Because of this, in her own writing, the characters always come first. She will figure out who they are, give them qualities and traits, then will say to herself, "Okay, if this should happen, what would he/she do?" In "Burgers and Hot Chocolate," Kelly was created first, then Will, and Theresa was last. Then, Angela mused over a situation that could bring them together.
I asked her to tell us a little bit about this latest project.
"I kind of have The Long and Short Reviews to thank for being involved with Whimsical Publications and this project. I view LASR and Whipped Cream websites weekly, always checking out the Thrifty Thursday Short Story and Author Interview. One week, I was clicking on the banner ads, and I saw Whimsical Publications’ notice that they were looking for short stories for a winter anthology.
"A collection of nine stories, Winter Wonders, was released on December 12th. Authors like Janet Durbin ("If Only"), Sharon Donovan ("Christmas Angel"), Regina Puckett ("Hearts of Fire"), and Melissa Hosack ("Saving Santa") have previous books with Whimsical. Also included in the anthology are S.M. Senden ("Till Death Do Us Part"), Paul McDermott, ("Long Winter"), Jenny Twist ("Mantequero"), Jane Wakely ("Christmas Hope"). The unique feature of this book is the variety. There’s a mixture of contemporary romance along with a melancholy tone and a bit of the paranormal.
"If I had to describe my story, "Burgers and Hot Chocolate", in one word, that word would be 'heartwarming'. Set during the holiday season, in the small coastal village of Magic Lake Island (I combined my fondness for small town Vermont with my love of the New Jersey shore), "Burgers and Hot Chocolate", is the story of a widower, his five-year-old daughter, and a volunteer in the elementary school’s After School Program.
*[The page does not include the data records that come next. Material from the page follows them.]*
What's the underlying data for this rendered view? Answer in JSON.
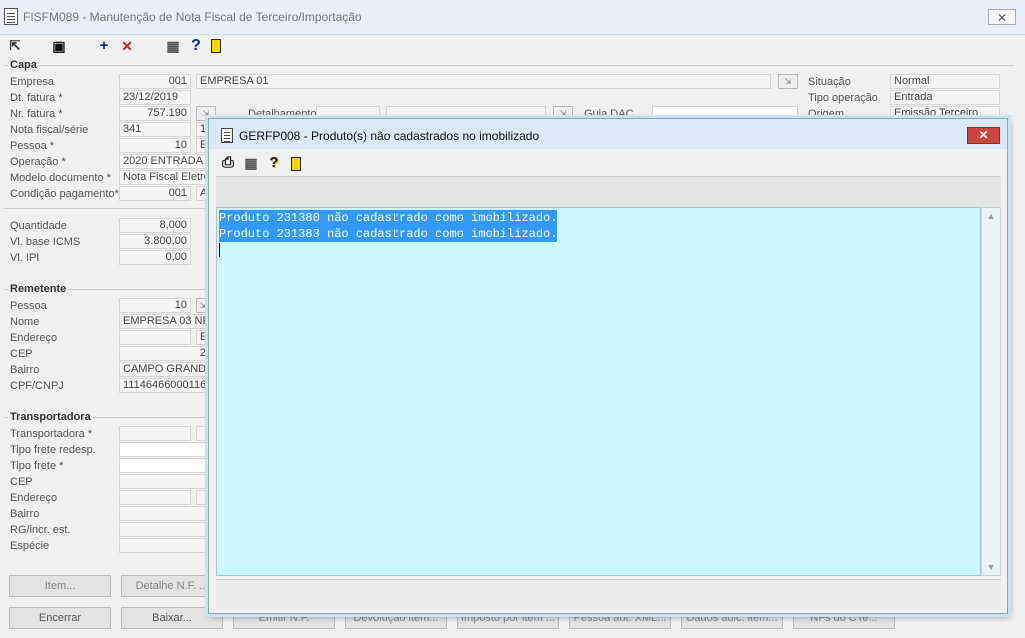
{
  "main": {
    "title": "FISFM089 - Manutenção de Nota Fiscal de Terceiro/Importação",
    "close_label": "⨯",
    "toolbar": {
      "open_glyph": "⇱",
      "save_glyph": "▣",
      "add_glyph": "+",
      "delete_glyph": "✕",
      "calendar_glyph": "▦",
      "help_glyph": "?",
      "exit_glyph": "▯"
    }
  },
  "capa": {
    "title": "Capa",
    "empresa": {
      "label": "Empresa",
      "code": "001",
      "name": "EMPRESA 01"
    },
    "dt_fatura": {
      "label": "Dt. fatura *",
      "value": "23/12/2019"
    },
    "nr_fatura": {
      "label": "Nr. fatura *",
      "value": "757.190"
    },
    "nota_fiscal": {
      "label": "Nota fiscal/série",
      "value": "341",
      "serie": "10"
    },
    "pessoa": {
      "label": "Pessoa *",
      "value": "10",
      "name": "EM"
    },
    "operacao": {
      "label": "Operação *",
      "value": "2020 ENTRADA N"
    },
    "modelo_documento": {
      "label": "Modelo documento *",
      "value": "Nota Fiscal Eletrô"
    },
    "condicao_pagamento": {
      "label": "Condição pagamento*",
      "value": "001",
      "extra": "A"
    },
    "detalhamento": {
      "label": "Detalhamento"
    },
    "guia_dac": {
      "label": "Guia DAC"
    },
    "situacao": {
      "label": "Situação",
      "value": "Normal"
    },
    "tipo_operacao": {
      "label": "Tipo operação",
      "value": "Entrada"
    },
    "origem": {
      "label": "Origem",
      "value": "Emissão Terceiro"
    }
  },
  "totais": {
    "quantidade": {
      "label": "Quantidade",
      "value": "8,000"
    },
    "vl_base_icms": {
      "label": "Vl. base ICMS",
      "value": "3.800,00"
    },
    "vl_ipi": {
      "label": "Vl. IPI",
      "value": "0,00"
    }
  },
  "remetente": {
    "title": "Remetente",
    "pessoa": {
      "label": "Pessoa",
      "value": "10"
    },
    "nome": {
      "label": "Nome",
      "value": "EMPRESA 03 NFC"
    },
    "endereco": {
      "label": "Endereço",
      "value": "ES"
    },
    "cep": {
      "label": "CEP",
      "value": "2"
    },
    "bairro": {
      "label": "Bairro",
      "value": "CAMPO GRANDE"
    },
    "cpf_cnpj": {
      "label": "CPF/CNPJ",
      "value": "11146466000116"
    }
  },
  "transportadora": {
    "title": "Transportadora",
    "transportadora": {
      "label": "Transportadora *"
    },
    "tipo_frete_redesp": {
      "label": "Tipo frete redesp."
    },
    "tipo_frete": {
      "label": "Tipo frete *"
    },
    "cep": {
      "label": "CEP"
    },
    "endereco": {
      "label": "Endereço"
    },
    "bairro": {
      "label": "Bairro"
    },
    "rg_incr": {
      "label": "RG/incr. est."
    },
    "especie": {
      "label": "Espécie"
    }
  },
  "buttons": {
    "item": "Item...",
    "detalhe_nf": "Detalhe N.F. ...",
    "encerrar": "Encerrar",
    "baixar": "Baixar...",
    "emitir_nf": "Emitir N.F.",
    "devolucao_item": "Devolução item...",
    "imposto_por_item": "Imposto por item ...",
    "pessoa_aut_xml": "Pessoa aut. XML...",
    "dados_adic_item": "Dados adic. item...",
    "nfs_do_cte": "NFs do CTe..."
  },
  "dialog": {
    "title": "GERFP008 - Produto(s) não cadastrados no imobilizado",
    "close_label": "✕",
    "toolbar": {
      "print_glyph": "⎙",
      "calendar_glyph": "▦",
      "help_glyph": "?",
      "exit_glyph": "▯"
    },
    "messages": [
      "Produto 231380 não cadastrado como imobilizado.",
      "Produto 231383 não cadastrado como imobilizado."
    ]
  }
}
"Will Keegan just doesn’t know how to let Theresa Reynolds know he’s interested in her. At the school’s holiday concert, little Kelly does her part to get her father’s message across."
Angela likes to listen to the radio when she's writing. Sometimes, a song she hears, the title, a line from the song, or whoever is singing will give her an idea for a story title. The radio is also useful in coming up with the names of her characters.
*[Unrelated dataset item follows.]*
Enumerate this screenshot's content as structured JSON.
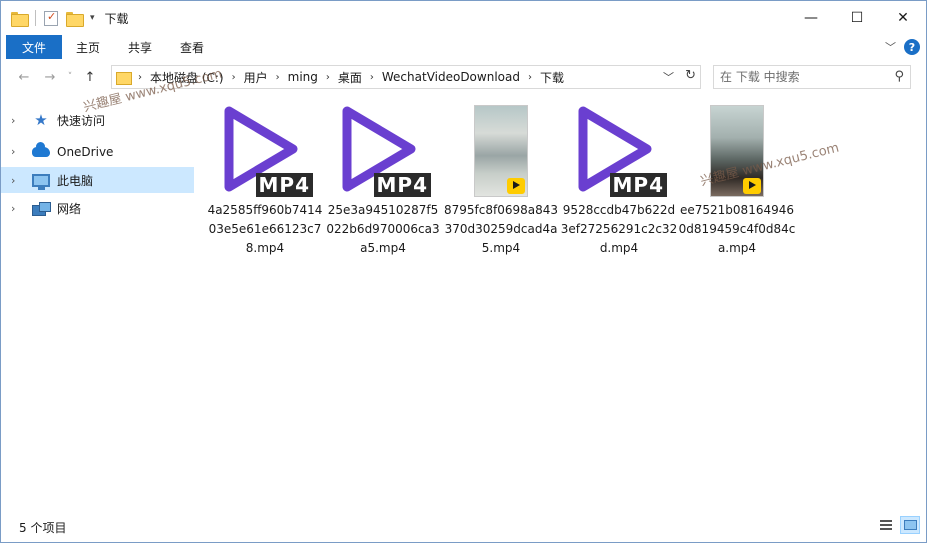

"I’m a big baseball fan, and several times while I’ve been listening to a game, the first name of the player who came up to bat became the name of my character," she shared.
She also listens to a lot of classic rock and the oldies.
"I was writing part of "Burgers and Hot Chocolate" when the Four Tops started singing and they ended up in my story (along with a few other of my favorites like The Supremes and The Beatles). I typed a line and said to myself, 'that works,'" she told me.
I asked her to tell us about her favorite character.
"My grandmother was a big reader and she would pass her paperbacks on to me. She gave me a book, when I was maybe 12 or 13, titled Joy in the Morning by Betty Smith. Published in the 1960s and set in pre-depression era New York, the heroine Annie McGairy Brown, comes to New York to be with her law student husband, Carl. They have little money, no friends, and are pretty much ostracized from their families for getting married so young. She also gets pregnant. Annie is a strong person who faces every challenge thrown her way with a positive disposition and confident outlook.
"Although this book was written over fifty years ago, Annie is exactly the type of heroine a writer wants to write and a reader wants to read no matter what the time period."